WHAT TO DO
What you output must match the entries exactly, apart from the pictures, which are left out.

-- Opening Marker --

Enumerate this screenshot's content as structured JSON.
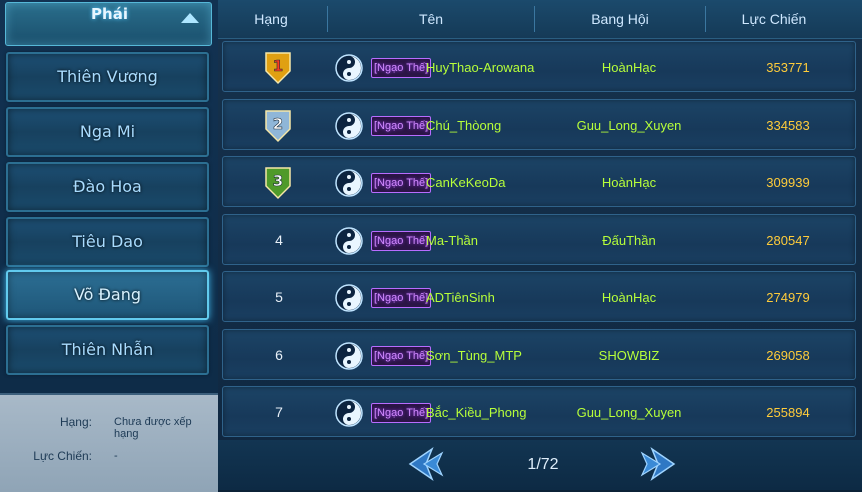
{
  "sidebar": {
    "header": "Phái",
    "items": [
      {
        "label": "Thiên Vương",
        "active": false
      },
      {
        "label": "Nga Mi",
        "active": false
      },
      {
        "label": "Đào Hoa",
        "active": false
      },
      {
        "label": "Tiêu Dao",
        "active": false
      },
      {
        "label": "Võ Đang",
        "active": true
      },
      {
        "label": "Thiên Nhẫn",
        "active": false
      }
    ],
    "info": {
      "rank_label": "Hạng:",
      "rank_value": "Chưa được xếp hạng",
      "power_label": "Lực Chiến:",
      "power_value": "-"
    }
  },
  "table": {
    "headers": {
      "rank": "Hạng",
      "name": "Tên",
      "guild": "Bang Hội",
      "power": "Lực Chiến"
    },
    "rows": [
      {
        "rank": "1",
        "tag": "[Ngạo Thế]",
        "name": "HuyThao-Arowana",
        "guild": "HoànHạc",
        "power": "353771"
      },
      {
        "rank": "2",
        "tag": "[Ngạo Thế]",
        "name": "Chú_Thòong",
        "guild": "Guu_Long_Xuyen",
        "power": "334583"
      },
      {
        "rank": "3",
        "tag": "[Ngạo Thế]",
        "name": "CanKeKeoDa",
        "guild": "HoànHạc",
        "power": "309939"
      },
      {
        "rank": "4",
        "tag": "[Ngạo Thế]",
        "name": "Ma-Thần",
        "guild": "ĐấuThần",
        "power": "280547"
      },
      {
        "rank": "5",
        "tag": "[Ngạo Thế]",
        "name": "ADTiênSinh",
        "guild": "HoànHạc",
        "power": "274979"
      },
      {
        "rank": "6",
        "tag": "[Ngạo Thế]",
        "name": "Sơn_Tùng_MTP",
        "guild": "SHOWBIZ",
        "power": "269058"
      },
      {
        "rank": "7",
        "tag": "[Ngạo Thế]",
        "name": "Bắc_Kiều_Phong",
        "guild": "Guu_Long_Xuyen",
        "power": "255894"
      }
    ]
  },
  "pagination": {
    "page": "1/72"
  },
  "colors": {
    "name": "#b7ff3a",
    "power": "#ffcc3a",
    "tag": "#d28bff",
    "medal_1": "#e0a012",
    "medal_2": "#8fb6d8",
    "medal_3": "#4f9a2a"
  }
}
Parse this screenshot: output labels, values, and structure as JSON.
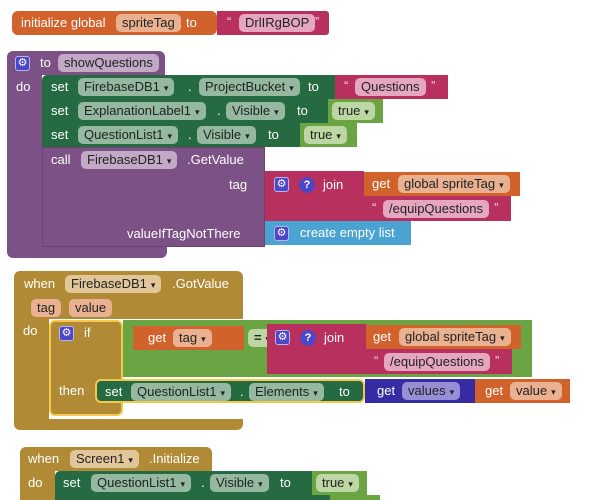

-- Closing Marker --

SOLUTION
Enumerate this screenshot's content as structured JSON.
{
  "sidebar": {
    "header": "Phái",
    "items": [
      {
        "label": "Thiên Vương",
        "active": false
      },
      {
        "label": "Nga Mi",
        "active": false
      },
      {
        "label": "Đào Hoa",
        "active": false
      },
      {
        "label": "Tiêu Dao",
        "active": false
      },
      {
        "label": "Võ Đang",
        "active": true
      },
      {
        "label": "Thiên Nhẫn",
        "active": false
      }
    ],
    "info": {
      "rank_label": "Hạng:",
      "rank_value": "Chưa được xếp hạng",
      "power_label": "Lực Chiến:",
      "power_value": "-"
    }
  },
  "table": {
    "headers": {
      "rank": "Hạng",
      "name": "Tên",
      "guild": "Bang Hội",
      "power": "Lực Chiến"
    },
    "rows": [
      {
        "rank": "1",
        "tag": "[Ngạo Thế]",
        "name": "HuyThao-Arowana",
        "guild": "HoànHạc",
        "power": "353771"
      },
      {
        "rank": "2",
        "tag": "[Ngạo Thế]",
        "name": "Chú_Thòong",
        "guild": "Guu_Long_Xuyen",
        "power": "334583"
      },
      {
        "rank": "3",
        "tag": "[Ngạo Thế]",
        "name": "CanKeKeoDa",
        "guild": "HoànHạc",
        "power": "309939"
      },
      {
        "rank": "4",
        "tag": "[Ngạo Thế]",
        "name": "Ma-Thần",
        "guild": "ĐấuThần",
        "power": "280547"
      },
      {
        "rank": "5",
        "tag": "[Ngạo Thế]",
        "name": "ADTiênSinh",
        "guild": "HoànHạc",
        "power": "274979"
      },
      {
        "rank": "6",
        "tag": "[Ngạo Thế]",
        "name": "Sơn_Tùng_MTP",
        "guild": "SHOWBIZ",
        "power": "269058"
      },
      {
        "rank": "7",
        "tag": "[Ngạo Thế]",
        "name": "Bắc_Kiều_Phong",
        "guild": "Guu_Long_Xuyen",
        "power": "255894"
      }
    ]
  },
  "pagination": {
    "page": "1/72"
  },
  "colors": {
    "name": "#b7ff3a",
    "power": "#ffcc3a",
    "tag": "#d28bff",
    "medal_1": "#e0a012",
    "medal_2": "#8fb6d8",
    "medal_3": "#4f9a2a"
  }
}
Parse this screenshot: output labels, values, and structure as JSON.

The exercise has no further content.